Society President Margot de Groot said the important milestone was a collaboration between the Society, Bond University, with assistance from Professor Peter Zablud, author of the main Australian text on notarial practice, and Michael Bula, immediate past president of the Society of Notaries, Victoria.
Margot de Groot AM
“Until now in Queensland, there has been no formal education program offered to assist notaries in the performance of their duties,” Margot said.
“During our centennial year, we could shine a light on notaries and the role they perform in our community. Now we are encouraging solicitors to consider becoming notaries with the assistance of this new program.”
The program has been approved by the Master of Faculties, who is responsible for the appointment and regulation of notaries on behalf of the Archbishop of Canterbury. It will also be offered in Townsville this September.
Professor Nick James, Executive Dean of the Faculty of Law at Bond University, said: “Aspiring and current notaries now have the opportunity to enhance their understanding of notarial practice and to earn a micro-credential from Bond University while doing so.
“We are delighted to have been given the opportunity to collaborate with the Society in the development and delivery of this high-quality educational program.”
Margot said while Brisbane and the Gold Coast were well served with notaries, there was a particular need in North Queensland for more to be appointed.
“It is important to have coverage throughout Queensland. Some senior members are no longer active due to ill health while others have entered full retirement,” she said.
“It is an important role – witnessing and certifying documents as part of international business, trade and commerce. Notaries also witness education transcripts and academic records.”
Margot said the Society had also invited notaries in the Northern Territory to participate in the new education program.
Notaries have a long history of public service across the state with the Society founded on 16 August 1922.
Solicitors must have 10 years’ experience before being eligible to apply for appointment as a notary public.
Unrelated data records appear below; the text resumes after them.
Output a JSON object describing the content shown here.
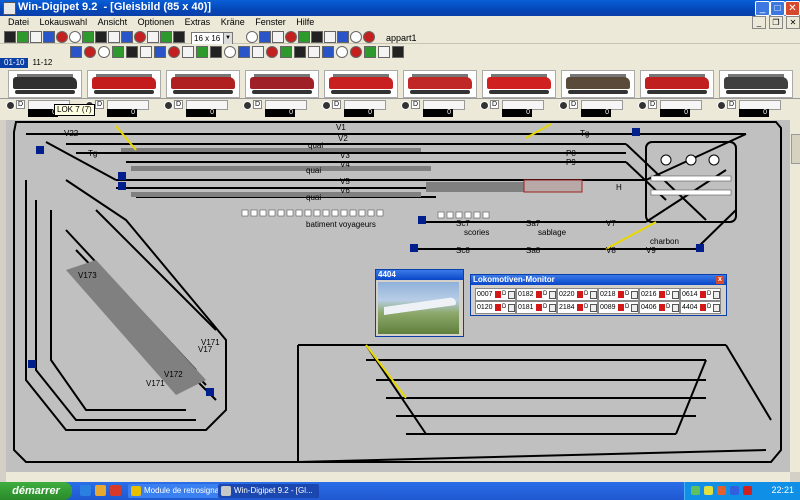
{
  "window": {
    "title": "Win-Digipet 9.2  - [Gleisbild (85 x 40)]",
    "minimize": "_",
    "maximize": "□",
    "close": "✕"
  },
  "menu": {
    "items": [
      "Datei",
      "Lokauswahl",
      "Ansicht",
      "Optionen",
      "Extras",
      "Kräne",
      "Fenster",
      "Hilfe"
    ],
    "doc_buttons": [
      "_",
      "❐",
      "✕"
    ]
  },
  "toolbar": {
    "zoom": "16 x 16",
    "appart": "appart1"
  },
  "loco_tabs": [
    "01-10",
    "11-12"
  ],
  "loco_strip": {
    "tooltip": "LOK 7 (7)",
    "locos": [
      {
        "color": "#303030"
      },
      {
        "color": "#c41c1c"
      },
      {
        "color": "#b02020"
      },
      {
        "color": "#a02028"
      },
      {
        "color": "#c82020"
      },
      {
        "color": "#c02828"
      },
      {
        "color": "#d02020"
      },
      {
        "color": "#5a4a3a"
      },
      {
        "color": "#c02020"
      },
      {
        "color": "#404040"
      }
    ],
    "control_labels": [
      "D",
      "D",
      "D",
      "D",
      "D",
      "D",
      "D",
      "D",
      "D",
      "D"
    ],
    "speeds": [
      "0",
      "0",
      "0",
      "0",
      "0",
      "0",
      "0",
      "0",
      "0",
      "0"
    ]
  },
  "track": {
    "labels": {
      "v22": "V22",
      "v1": "V1",
      "v2": "V2",
      "v3": "V3",
      "v4": "V4",
      "v5": "V5",
      "v6": "V6",
      "v7": "V7",
      "v8": "V8",
      "v9": "V9",
      "v171a": "V171",
      "v171b": "V171",
      "v172": "V172",
      "v173": "V173",
      "v17x": "V17",
      "quai1": "quai",
      "quai2": "quai",
      "quai3": "quai",
      "batiment": "batiment  voyageurs",
      "scories": "scories",
      "sablage": "sablage",
      "charbon": "charbon",
      "sc7": "Sc7",
      "sa7": "Sa7",
      "sc8": "Sc8",
      "sa8": "Sa8",
      "tg": "Tg",
      "p8": "P8",
      "p9": "P9",
      "h": "H"
    }
  },
  "loco_popup": {
    "title": "4404"
  },
  "monitor": {
    "title": "Lokomotiven-Monitor",
    "close": "x",
    "cells": [
      {
        "num": "0007",
        "d": "D"
      },
      {
        "num": "0182",
        "d": "D"
      },
      {
        "num": "0220",
        "d": "D"
      },
      {
        "num": "0218",
        "d": "D"
      },
      {
        "num": "0216",
        "d": "D"
      },
      {
        "num": "0614",
        "d": "D"
      },
      {
        "num": "0120",
        "d": "D"
      },
      {
        "num": "0181",
        "d": "D"
      },
      {
        "num": "2184",
        "d": "D"
      },
      {
        "num": "0089",
        "d": "D"
      },
      {
        "num": "0406",
        "d": "D"
      },
      {
        "num": "4404",
        "d": "D"
      }
    ]
  },
  "taskbar": {
    "start": "démarrer",
    "tasks": [
      {
        "label": "Module de retrosignal...",
        "active": false
      },
      {
        "label": "Win-Digipet 9.2 - [Gl...",
        "active": true
      }
    ],
    "clock": "22:21"
  }
}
During last year’s centenary celebrations, Chief Justice Bowskill said the esteemed role of the notaries was one with “practical importance to all kinds of people”.
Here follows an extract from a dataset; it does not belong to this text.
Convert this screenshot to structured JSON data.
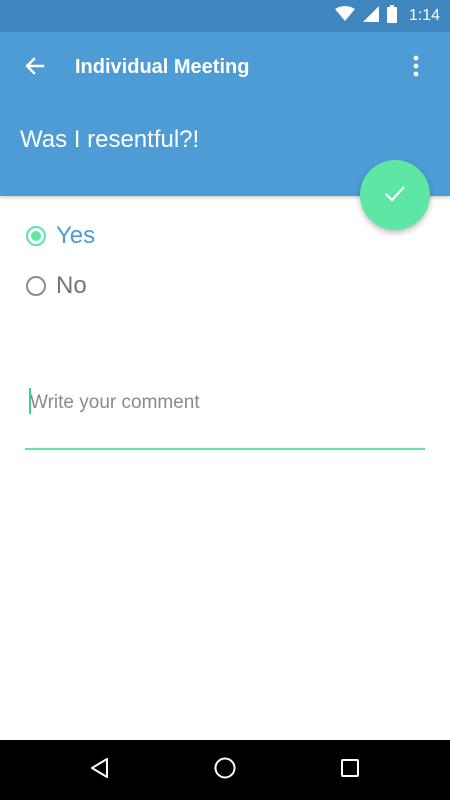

“The application process for notaries in Queensland is extremely rigorous … that (process) is of course appropriate – the office of the notary is a public office with a long and distinguished history involving great responsibility and trust,” she said.
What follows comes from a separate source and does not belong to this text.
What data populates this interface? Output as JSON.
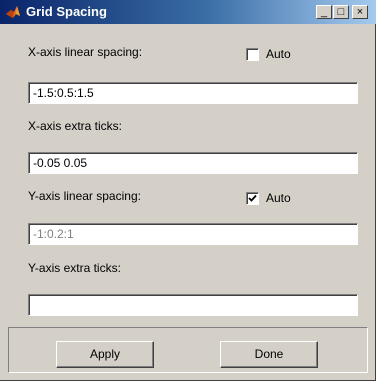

“With the increasing awareness of what I would generically call cyber fraud, the ability to rely on formal documents authenticated by a notary carrying with it as it does a level of trust and confidence because of the rigour of the appointment, should take on greater significance.”
These appointments are made by the Court of Faculties under the Archbishop of Canterbury. Queensland is the only jurisdiction in Australia which maintains this traditional connection to England. The Master of the Faculties Morag Ellis KC is responsible for granting faculties for admission.
She noted the number of notaries in the state had fallen over the last two decades to an average of four or five appointments per year.
Former QLS President Kara Thomson said at the 2022 celebrations, that the need for notarial representation would continue to increase in coming years, and the role of the notary was “one of the highest recognitions” the solicitors’ branch of the legal profession had for its senior members.
For further information about the notarial education program, contact James Madden, Secretary of the Society of Notaries Queensland, on email@example.com, phone 4639 4488 or visit https://bond.edu.au/microcredential/notary-microcredential